Endovascular Management of an Unusual Mycotic Aneurysm of the Inferior Mesenteric Artery: A Case Report
Dr. Phani Chakravarty Mutnuru,
Additional Professor, Department of Radiology, Nizam’s Institute of Medical Sciences, Hyderabad-500082, Telangana, India.

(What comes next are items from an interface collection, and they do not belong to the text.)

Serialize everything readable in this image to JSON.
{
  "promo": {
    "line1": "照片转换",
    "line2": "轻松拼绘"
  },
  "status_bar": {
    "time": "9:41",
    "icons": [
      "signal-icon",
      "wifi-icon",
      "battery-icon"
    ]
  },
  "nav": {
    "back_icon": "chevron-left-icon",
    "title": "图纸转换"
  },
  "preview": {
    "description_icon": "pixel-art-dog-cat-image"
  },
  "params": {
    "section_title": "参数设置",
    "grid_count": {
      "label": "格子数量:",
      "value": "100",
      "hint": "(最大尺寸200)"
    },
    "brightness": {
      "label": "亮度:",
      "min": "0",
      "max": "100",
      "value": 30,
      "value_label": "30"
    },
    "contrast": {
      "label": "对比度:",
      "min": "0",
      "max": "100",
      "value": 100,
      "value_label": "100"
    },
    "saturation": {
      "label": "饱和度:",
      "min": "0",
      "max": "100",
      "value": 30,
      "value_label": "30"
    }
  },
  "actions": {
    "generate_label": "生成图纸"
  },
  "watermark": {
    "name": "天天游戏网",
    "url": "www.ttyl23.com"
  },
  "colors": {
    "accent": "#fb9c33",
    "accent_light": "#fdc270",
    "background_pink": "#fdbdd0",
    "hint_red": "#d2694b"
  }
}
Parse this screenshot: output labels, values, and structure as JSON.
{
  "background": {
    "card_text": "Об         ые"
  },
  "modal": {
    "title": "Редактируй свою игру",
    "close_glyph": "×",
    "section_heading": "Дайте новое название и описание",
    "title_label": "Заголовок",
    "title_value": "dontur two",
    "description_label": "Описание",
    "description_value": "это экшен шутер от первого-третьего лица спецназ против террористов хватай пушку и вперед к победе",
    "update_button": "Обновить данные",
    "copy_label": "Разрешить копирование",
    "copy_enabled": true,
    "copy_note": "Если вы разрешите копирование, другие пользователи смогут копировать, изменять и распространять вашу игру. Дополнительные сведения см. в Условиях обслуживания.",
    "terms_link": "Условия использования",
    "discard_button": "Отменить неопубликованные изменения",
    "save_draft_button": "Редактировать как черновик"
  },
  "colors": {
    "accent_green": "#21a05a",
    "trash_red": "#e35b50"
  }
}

Mycotic or infected Aneurysms (MA) are rare and typically affect major arteries. However, infective causes (mycotic) resulting in the formation of aneurysms in the Superior Mesenteric Artery (SMA) and Inferior Mesenteric Artery (IMA), despite their substantial rarity, are often symptomatic and may present acutely. Hereby, the authors present a case of a 29-year-old male patient who presented with abdominal pain, fever, and generalised weakness. Contrast-enhanced Computed Tomography (CECT) of the abdomen revealed peripherally enhancing hypodense collections with air foci along the subhepatic, peri-splenic, peri-gastric, bilateral paravertebral, and posterior pararenal spaces, extending to the lumbar region. Furthermore, multilobar saccular outpouching with irregular margins and soft-tissue thickening was observed, originating from the proximal IMA. Pigtail drainage was performed, and culture showed the growth of polymicrobial flora. Due to the irregularity of the aneurysm, with a high-risk of rupture, coil embolisation of the IMA aneurysm was carried out. The imaging characteristics of infected aneurysms should alert clinicians and radiologists to the diagnosis, enabling timely treatment, which may involve endovascular techniques.